There is an increasing drive, from academics, research funders and national governments, to increase the access to scholarly output to all, without the barriers of paywalls and subscription access.

If you find an article we do not subscribe to, before you use services such as our Document Delivery Service, it may be worth checking to see if there is a version of the article available online for free. There are a number of tools available to you to help identify and access open access versions of publications, or simply to make it easier accessing content we do subscribe to from off-campus.


viaDurham is a simple button you can add to your web browser which simplifies the login process off campus when you are on a journal’s web page, so that you don’t need to leave the page and find your way back from the Library website.

It won’t work for everything, and won’t give you access to content we don’t subscribe to, but it will save you a huge amount of time (we hope) for a huge proportion of the over 20,000 journals we do have subscription access to.

The video below shows how it works, and how to get it on your own computer (you cna find the link, and instructions, for installing in your browser in the respective tabs in this Guide).


UnPaywall is a free service which collects information on open access versions of academic research published globally, from over 50,000 journals and open access repositories.

The video below demonstrates how their free browser extension works to find an open access version of an article you have landed on but cannot access; the video then also shows you how to install the tool, which can be accessed here.

Unpwayall also provides a free REST API and Simple Query tool which you can use to check up to 1,000 DOIs at once to find out their open access status and a location for an open access version of those publications.

Google Scholar Button

Watch our short How to use Google Scholar Button video, which introduces the free browser tool which can help you find academic publications related to anything you find online.

Usernames & passwords

Most resources provided through the library will require your CIS username and password to access.

There are some resources that do not make use of this method of authentication when off-campus. This is highlighted on the library catalogue entry for the resource. You will then need to check the list of passwords and enter them into the prompt box when accessing it.

If you are still having problems and believe that you should have access to a resource, please contact the Library via our LibChat service.

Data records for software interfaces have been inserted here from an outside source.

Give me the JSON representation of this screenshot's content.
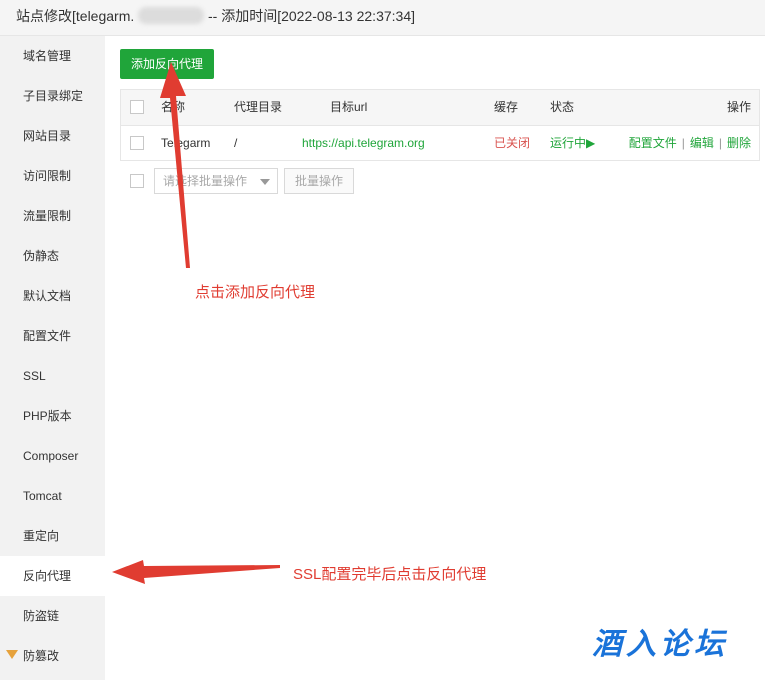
{
  "titlebar": {
    "site_prefix": "站点修改[telegarm.",
    "added_time": "-- 添加时间[2022-08-13 22:37:34]"
  },
  "sidebar": {
    "items": [
      {
        "label": "域名管理"
      },
      {
        "label": "子目录绑定"
      },
      {
        "label": "网站目录"
      },
      {
        "label": "访问限制"
      },
      {
        "label": "流量限制"
      },
      {
        "label": "伪静态"
      },
      {
        "label": "默认文档"
      },
      {
        "label": "配置文件"
      },
      {
        "label": "SSL"
      },
      {
        "label": "PHP版本"
      },
      {
        "label": "Composer"
      },
      {
        "label": "Tomcat"
      },
      {
        "label": "重定向"
      },
      {
        "label": "反向代理"
      },
      {
        "label": "防盗链"
      },
      {
        "label": "防篡改"
      }
    ],
    "active": "反向代理"
  },
  "toolbar": {
    "add_label": "添加反向代理"
  },
  "table": {
    "headers": {
      "name": "名称",
      "dir": "代理目录",
      "url": "目标url",
      "cache": "缓存",
      "status": "状态",
      "actions": "操作"
    },
    "rows": [
      {
        "name": "Telegarm",
        "dir": "/",
        "url": "https://api.telegram.org",
        "cache": "已关闭",
        "status": "运行中▶",
        "action_config": "配置文件",
        "action_edit": "编辑",
        "action_delete": "删除"
      }
    ]
  },
  "batch": {
    "select_placeholder": "请选择批量操作",
    "button_label": "批量操作"
  },
  "annotations": {
    "click_add": "点击添加反向代理",
    "ssl_then_proxy": "SSL配置完毕后点击反向代理"
  },
  "watermark": "酒入论坛",
  "colors": {
    "accent_green": "#20a53a",
    "annotation_red": "#e03c31",
    "closed_red": "#d9534f",
    "watermark_blue": "#1a73d9"
  }
}
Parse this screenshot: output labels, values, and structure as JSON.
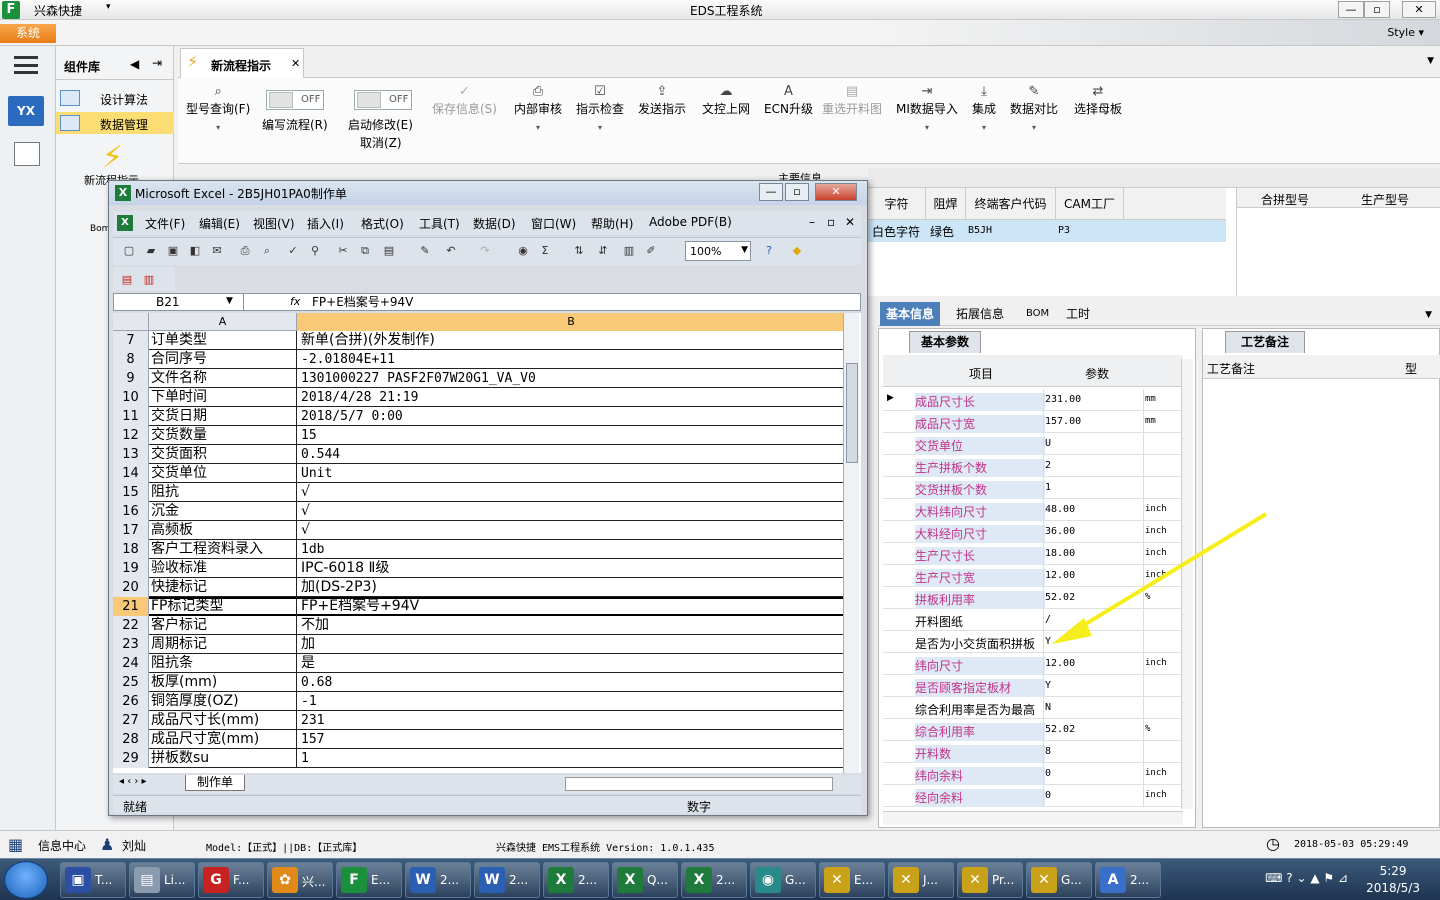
{
  "titlebar": {
    "app_name": "兴森快捷",
    "quick_access": "▾",
    "window_title": "EDS工程系统",
    "min": "—",
    "max": "▫",
    "close": "✕"
  },
  "menubar": {
    "system": "系统",
    "style": "Style",
    "style_caret": "▾"
  },
  "leftnav": {
    "tile_label": "YX"
  },
  "components": {
    "title": "组件库",
    "back": "◀",
    "pin": "⇥",
    "items": [
      {
        "label": "设计算法"
      },
      {
        "label": "数据管理"
      }
    ],
    "big_item": "新流程指示",
    "bom": "Bom"
  },
  "tab": {
    "label": "新流程指示",
    "close": "✕",
    "dropdown": "▼"
  },
  "ribbon": {
    "query": {
      "icon": "⌕",
      "label": "型号查询(F)",
      "caret": "▾"
    },
    "write_flow": {
      "label": "编写流程(R)",
      "state": "OFF"
    },
    "start_modify": {
      "label": "启动修改(E)",
      "label2": "取消(Z)",
      "state": "OFF"
    },
    "save": {
      "icon": "✓",
      "label": "保存信息(S)"
    },
    "internal_review": {
      "icon": "⎙",
      "label": "内部审核",
      "caret": "▾"
    },
    "check": {
      "icon": "☑",
      "label": "指示检查",
      "caret": "▾"
    },
    "send": {
      "icon": "⇪",
      "label": "发送指示"
    },
    "upload": {
      "icon": "☁",
      "label": "文控上网"
    },
    "ecn": {
      "icon": "A",
      "label": "ECN升级"
    },
    "reselect": {
      "icon": "▤",
      "label": "重选开料图"
    },
    "mi_import": {
      "icon": "⇥",
      "label": "MI数据导入",
      "caret": "▾"
    },
    "integrate": {
      "icon": "⤓",
      "label": "集成",
      "caret": "▾"
    },
    "compare": {
      "icon": "✎",
      "label": "数据对比",
      "caret": "▾"
    },
    "mother": {
      "icon": "⇄",
      "label": "选择母板"
    }
  },
  "grid_top": {
    "main_info": "主要信息",
    "headers": [
      "字符",
      "阻焊",
      "终端客户代码",
      "CAM工厂"
    ],
    "row": [
      "白色字符",
      "绿色",
      "B5JH",
      "P3"
    ],
    "right_headers": [
      "合拼型号",
      "生产型号"
    ]
  },
  "info_tabs": [
    {
      "label": "基本信息"
    },
    {
      "label": "拓展信息"
    },
    {
      "label": "BOM"
    },
    {
      "label": "工时"
    }
  ],
  "info_tabs_dropdown": "▼",
  "params": {
    "tab": "基本参数",
    "header_item": "项目",
    "header_value": "参数",
    "rows": [
      {
        "name": "成品尺寸长",
        "value": "231.00",
        "unit": "mm"
      },
      {
        "name": "成品尺寸宽",
        "value": "157.00",
        "unit": "mm"
      },
      {
        "name": "交货单位",
        "value": "U",
        "unit": ""
      },
      {
        "name": "生产拼板个数",
        "value": "2",
        "unit": ""
      },
      {
        "name": "交货拼板个数",
        "value": "1",
        "unit": ""
      },
      {
        "name": "大料纬向尺寸",
        "value": "48.00",
        "unit": "inch"
      },
      {
        "name": "大料经向尺寸",
        "value": "36.00",
        "unit": "inch"
      },
      {
        "name": "生产尺寸长",
        "value": "18.00",
        "unit": "inch"
      },
      {
        "name": "生产尺寸宽",
        "value": "12.00",
        "unit": "inch"
      },
      {
        "name": "拼板利用率",
        "value": "52.02",
        "unit": "%"
      },
      {
        "name": "开料图纸",
        "value": "/",
        "unit": ""
      },
      {
        "name": "是否为小交货面积拼板",
        "value": "Y",
        "unit": ""
      },
      {
        "name": "纬向尺寸",
        "value": "12.00",
        "unit": "inch"
      },
      {
        "name": "是否顾客指定板材",
        "value": "Y",
        "unit": ""
      },
      {
        "name": "综合利用率是否为最高",
        "value": "N",
        "unit": ""
      },
      {
        "name": "综合利用率",
        "value": "52.02",
        "unit": "%"
      },
      {
        "name": "开料数",
        "value": "8",
        "unit": ""
      },
      {
        "name": "纬向余料",
        "value": "0",
        "unit": "inch"
      },
      {
        "name": "经向余料",
        "value": "0",
        "unit": "inch"
      }
    ]
  },
  "notes": {
    "tab": "工艺备注",
    "header": "工艺备注",
    "header2": "型"
  },
  "excel": {
    "title": "Microsoft Excel - 2B5JH01PA0制作单",
    "menu": [
      "文件(F)",
      "编辑(E)",
      "视图(V)",
      "插入(I)",
      "格式(O)",
      "工具(T)",
      "数据(D)",
      "窗口(W)",
      "帮助(H)",
      "Adobe PDF(B)"
    ],
    "zoom": "100%",
    "name_box": "B21",
    "fx": "fx",
    "formula": "FP+E档案号+94V",
    "col_a": "A",
    "col_b": "B",
    "rows": [
      {
        "n": "7",
        "a": "订单类型",
        "b": "新单(合拼)(外发制作)"
      },
      {
        "n": "8",
        "a": "合同序号",
        "b": "-2.01804E+11"
      },
      {
        "n": "9",
        "a": "文件名称",
        "b": "1301000227 PASF2F07W20G1_VA_V0"
      },
      {
        "n": "10",
        "a": "下单时间",
        "b": "2018/4/28 21:19"
      },
      {
        "n": "11",
        "a": "交货日期",
        "b": "2018/5/7 0:00"
      },
      {
        "n": "12",
        "a": "交货数量",
        "b": "15"
      },
      {
        "n": "13",
        "a": "交货面积",
        "b": "0.544"
      },
      {
        "n": "14",
        "a": "交货单位",
        "b": "Unit"
      },
      {
        "n": "15",
        "a": "阻抗",
        "b": "√"
      },
      {
        "n": "16",
        "a": "沉金",
        "b": "√"
      },
      {
        "n": "17",
        "a": "高频板",
        "b": "√"
      },
      {
        "n": "18",
        "a": "客户工程资料录入",
        "b": "1db"
      },
      {
        "n": "19",
        "a": "验收标准",
        "b": "IPC-6018 Ⅱ级"
      },
      {
        "n": "20",
        "a": "快捷标记",
        "b": "加(DS-2P3)"
      },
      {
        "n": "21",
        "a": "FP标记类型",
        "b": "FP+E档案号+94V"
      },
      {
        "n": "22",
        "a": "客户标记",
        "b": "不加"
      },
      {
        "n": "23",
        "a": "周期标记",
        "b": "加"
      },
      {
        "n": "24",
        "a": "阻抗条",
        "b": "是"
      },
      {
        "n": "25",
        "a": "板厚(mm)",
        "b": "0.68"
      },
      {
        "n": "26",
        "a": "铜箔厚度(OZ)",
        "b": "-1"
      },
      {
        "n": "27",
        "a": "成品尺寸长(mm)",
        "b": "231"
      },
      {
        "n": "28",
        "a": "成品尺寸宽(mm)",
        "b": "157"
      },
      {
        "n": "29",
        "a": "拼板数su",
        "b": "1"
      }
    ],
    "sheet_tab": "制作单",
    "status_ready": "就绪",
    "status_num": "数字"
  },
  "statusbar": {
    "info_center": "信息中心",
    "user": "刘灿",
    "model": "Model:【正式】||DB:【正式库】",
    "version": "兴森快捷 EMS工程系统 Version: 1.0.1.435",
    "datetime": "2018-05-03 05:29:49"
  },
  "taskbar": {
    "items": [
      {
        "icon": "▣",
        "label": "T...",
        "color": "#2b4fa3"
      },
      {
        "icon": "▤",
        "label": "Li...",
        "color": "#8a9bb0"
      },
      {
        "icon": "G",
        "label": "F...",
        "color": "#c72222"
      },
      {
        "icon": "✿",
        "label": "兴...",
        "color": "#e08a1a"
      },
      {
        "icon": "F",
        "label": "E...",
        "color": "#1a8f3c"
      },
      {
        "icon": "W",
        "label": "2...",
        "color": "#2b5fb4"
      },
      {
        "icon": "W",
        "label": "2...",
        "color": "#2b5fb4"
      },
      {
        "icon": "X",
        "label": "2...",
        "color": "#1e7b3c"
      },
      {
        "icon": "X",
        "label": "Q...",
        "color": "#1e7b3c"
      },
      {
        "icon": "X",
        "label": "2...",
        "color": "#1e7b3c"
      },
      {
        "icon": "◉",
        "label": "G...",
        "color": "#2a8a8a"
      },
      {
        "icon": "✕",
        "label": "E...",
        "color": "#c9a21a"
      },
      {
        "icon": "✕",
        "label": "J...",
        "color": "#c9a21a"
      },
      {
        "icon": "✕",
        "label": "Pr...",
        "color": "#c9a21a"
      },
      {
        "icon": "✕",
        "label": "G...",
        "color": "#c9a21a"
      },
      {
        "icon": "A",
        "label": "2...",
        "color": "#3a6fc9"
      }
    ],
    "time": "5:29",
    "date": "2018/5/3",
    "tray": "⌨ ? ⌄ ▲ ⚑ ⊿"
  }
}
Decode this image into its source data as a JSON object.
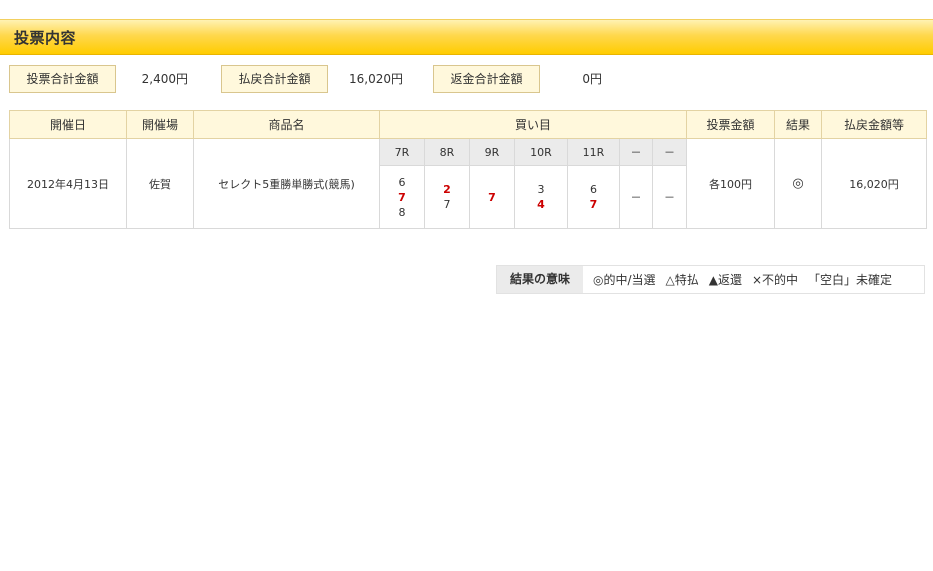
{
  "header": {
    "title": "投票内容"
  },
  "summary": {
    "bet_total_label": "投票合計金額",
    "bet_total_value": "2,400円",
    "payout_total_label": "払戻合計金額",
    "payout_total_value": "16,020円",
    "refund_total_label": "返金合計金額",
    "refund_total_value": "0円"
  },
  "table": {
    "headers": {
      "date": "開催日",
      "venue": "開催場",
      "product": "商品名",
      "picks": "買い目",
      "amount": "投票金額",
      "result": "結果",
      "payout": "払戻金額等"
    },
    "races": [
      "7R",
      "8R",
      "9R",
      "10R",
      "11R",
      "－",
      "－"
    ],
    "row": {
      "date": "2012年4月13日",
      "venue": "佐賀",
      "product": "セレクト5重勝単勝式(競馬)",
      "amount": "各100円",
      "result": "◎",
      "payout": "16,020円",
      "picks": [
        [
          {
            "n": "6",
            "hit": false
          },
          {
            "n": "7",
            "hit": true
          },
          {
            "n": "8",
            "hit": false
          }
        ],
        [
          {
            "n": "2",
            "hit": true
          },
          {
            "n": "7",
            "hit": false
          }
        ],
        [
          {
            "n": "7",
            "hit": true
          }
        ],
        [
          {
            "n": "3",
            "hit": false
          },
          {
            "n": "4",
            "hit": true
          }
        ],
        [
          {
            "n": "6",
            "hit": false
          },
          {
            "n": "7",
            "hit": true
          }
        ],
        [
          {
            "n": "－",
            "hit": false
          }
        ],
        [
          {
            "n": "－",
            "hit": false
          }
        ]
      ]
    }
  },
  "legend": {
    "title": "結果の意味",
    "items": [
      "◎的中/当選",
      "△特払",
      "▲返還",
      "×不的中",
      "「空白」未確定"
    ]
  },
  "colors": {
    "header_gradient_bottom": "#ffcc00",
    "label_bg": "#fff8dc",
    "hit_red": "#cc0000"
  }
}
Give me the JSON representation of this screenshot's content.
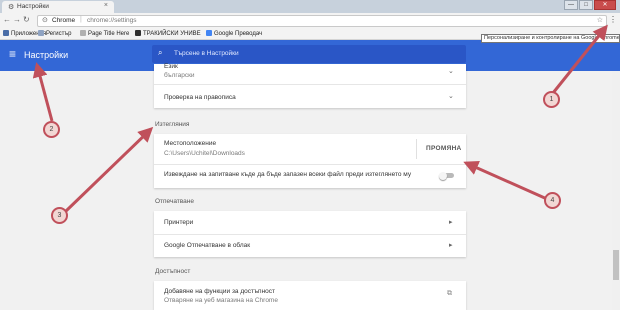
{
  "browser": {
    "tab_title": "Настройки",
    "tab_close": "×",
    "window_controls": [
      "—",
      "□",
      "✕"
    ],
    "omnibox_host": "Chrome",
    "omnibox_path": "chrome://settings",
    "menu_tooltip": "Персонализиране и контролиране на Google Chrome"
  },
  "bookmarks": [
    {
      "label": "Приложения",
      "icon": "apps-grid-icon",
      "color": "#4a6da7"
    },
    {
      "label": "Регистър",
      "icon": "favicon-icon",
      "color": "#8fa3c2"
    },
    {
      "label": "Page Title Here",
      "icon": "page-icon",
      "color": "#b0b0b0"
    },
    {
      "label": "ТРАКИЙСКИ УНИВЕ",
      "icon": "page-icon",
      "color": "#2f2f2f"
    },
    {
      "label": "Google Преводач",
      "icon": "translate-icon",
      "color": "#4285f4"
    }
  ],
  "header": {
    "title": "Настройки",
    "search_placeholder": "Търсене в Настройки",
    "color": "#3367d6"
  },
  "languages_card": {
    "language_title": "Език",
    "language_value": "български",
    "spellcheck": "Проверка на правописа"
  },
  "downloads": {
    "section": "Изтегляния",
    "location_label": "Местоположение",
    "location_path": "C:\\Users\\Uchitel\\Downloads",
    "change_button": "ПРОМЯНА",
    "ask_label": "Извеждане на запитване къде да бъде запазен всеки файл преди изтеглянето му",
    "ask_enabled": false
  },
  "printing": {
    "section": "Отпечатване",
    "printers": "Принтери",
    "cloud_print": "Google Отпечатване в облак"
  },
  "accessibility": {
    "section": "Достъпност",
    "add_title": "Добавяне на функции за достъпност",
    "add_sub": "Отваряне на уеб магазина на Chrome"
  },
  "annotations": [
    "1",
    "2",
    "3",
    "4"
  ],
  "annotation_color": "#c0505b"
}
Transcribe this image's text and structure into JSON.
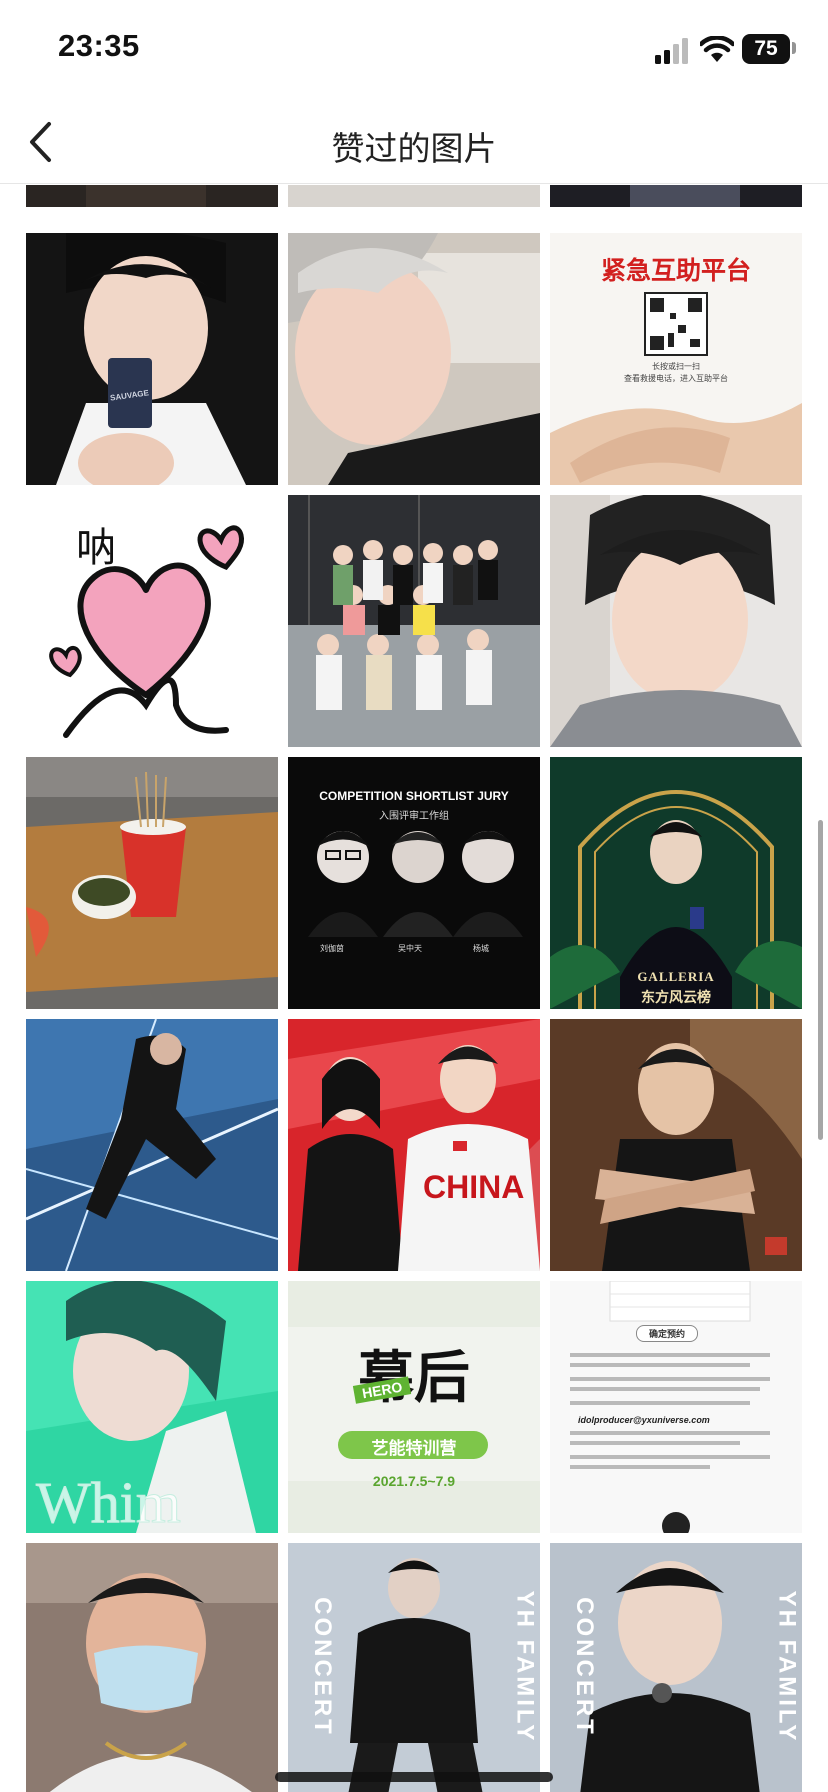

Google Scholar

Google Scholar provides a quick, simple and freely accessible search engine for searching across a broad range of mostly scholarly publications. The guidance provided here is to help you make the most of Google Scholar when using it off campus and not connected through the university VPN.


Google Scholar: Library Links

Make sure that when you use Google Scholar, it recognises you as a member of Durham University. This will make accessing the full text of articles, in particular when off-campus or not logged in to the university network.

  1. Go to Settings
  2. Click on Library Links
  3. Search for and add Durham University Library - Durham ConneXions
  4. From any search results screen, click on the link for Durham Connexions next to an article to be taken tot he correct login page to access subscription content.

Google Scholar: How to access Open Access versions of pay-walled papers

Google Scholar will often link to and identify multiple versions of papers, although will not always display them in your initial search results page. If you find a result but it is locked behind a paywall, try clicking on the versions link below the result in your Google search page to see if it has found any manuscript versions in an open access repository or on an author's personal web pages which you can access.

Google Scholar: Click on Versions below each result



Durham is part of EduRoam. Wherever you see ‘eduroam’ appear in your list of Wi-Fi networks, you can get online. More than 10,000 eduroam hotspots are available at universities, research centres, academies, many schools, and other research and education institutions in more than 100 territories around the world. 

See the EduRoam pages for further information on using this service to get wi-fi access at participating institutions and other locations.